Link to Original Source

Comment: Re:Free as in BSD (Score 2) 163

by Anon E. Muss (#36064486) Attached to: 2 RMS Books Hit Version 2.0

I'm tired of this sad trolling.

Then why are you on /. ?

GPL advocates never complain about the BSD license. It's only BSD advocates that complain about the GPL.

The GPL advocates are definitely more subtle about it -- they usually don't stage frontal assaults on BSD. They don't have to. GPL advocates have successfully created an environment where their concept of "freedom" is widely taken to be the one and only true definition. Any attempt by BSD advocates to challenge the GPL definition of freedom is seen as trolling. Like many "hot button" social issues, it's difficult to have a reasoned discussion, and even when you do, few minds are ever changed.

Just because you want to use other people's code without having to respect their conditions doesn't give you the grounds to demean the GPL, dude.

I believe free software (whether as in speech or beer) is a gift, and the person giving the gift has an absolute right to impose whatever conditions they want on recipients. People who can't/won't accept the conditions must decline the gift. Taking the gift and not abiding by the conditions is not a morally acceptable alternative.

I also believe that giving gifts doesn't create immunity from criticism. People who don't like the conditions attached to a gift have an absolute right to complain. If enough people agree that the conditions are unreasonable, pressure from the community may convince the giver to modify their terms. If few people agree, pressure from the community may convince the complainer to sit down and shut up.

Comment: Re:And I thought Office 2010 was hard to use (Score 0) 403

by Anon E. Muss (#35326004) Attached to: Microsoft Shows Off Radical New UI, Could Be Used In Windows 8
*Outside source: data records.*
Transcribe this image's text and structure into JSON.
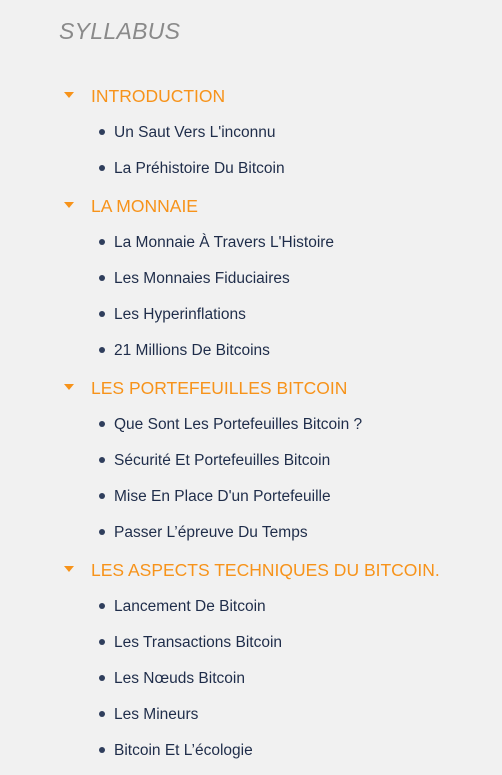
{
  "syllabus": {
    "title": "SYLLABUS",
    "accent_color": "#f7931a",
    "text_color": "#1f2d4a",
    "sections": [
      {
        "title": "INTRODUCTION",
        "icon": "caret-down-icon",
        "lessons": [
          "Un Saut Vers L'inconnu",
          "La Préhistoire Du Bitcoin"
        ]
      },
      {
        "title": "LA MONNAIE",
        "icon": "caret-down-icon",
        "lessons": [
          "La Monnaie À Travers L'Histoire",
          "Les Monnaies Fiduciaires",
          "Les Hyperinflations",
          "21 Millions De Bitcoins"
        ]
      },
      {
        "title": "LES PORTEFEUILLES BITCOIN",
        "icon": "caret-down-icon",
        "lessons": [
          "Que Sont Les Portefeuilles Bitcoin ?",
          "Sécurité Et Portefeuilles Bitcoin",
          "Mise En Place D'un Portefeuille",
          "Passer L’épreuve Du Temps"
        ]
      },
      {
        "title": "LES ASPECTS TECHNIQUES DU BITCOIN.",
        "icon": "caret-down-icon",
        "lessons": [
          "Lancement De Bitcoin",
          "Les Transactions Bitcoin",
          "Les Nœuds Bitcoin",
          "Les Mineurs",
          "Bitcoin Et L’écologie"
        ]
      }
    ]
  }
}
Let me know when your favorite MS Office alternative can open and flawlessly display every Office file that I have, or may receive from somebody else. I also need a guarantee that files I create with it can be sent to people using MS Office, and they'll be able to use them without incident.

The network effect isn't fair, but it is reality. I absolute hate the ribbon UI, but not enough to suffer the compatibility issues of switching to something else.

Comment: Re:Can they actually do this ..? (Score 2) 325

by Anon E. Muss (#35210010) Attached to: AMD Sale to Dell Rumored

Would Dell then sell AMD chips to other (competing) manufacturers?

Dell would probably be happy to sell the chips. The real question is, would competing manufacturers want to buy them? For example, I'm quite sure that HP would phase out and eventually stop selling systems with AMD processors. Big companies don't like sending money to their competitors.

Prof: So the American government went to IBM to come up with a data encryption standard and they came up with ... Student: EBCDIC!"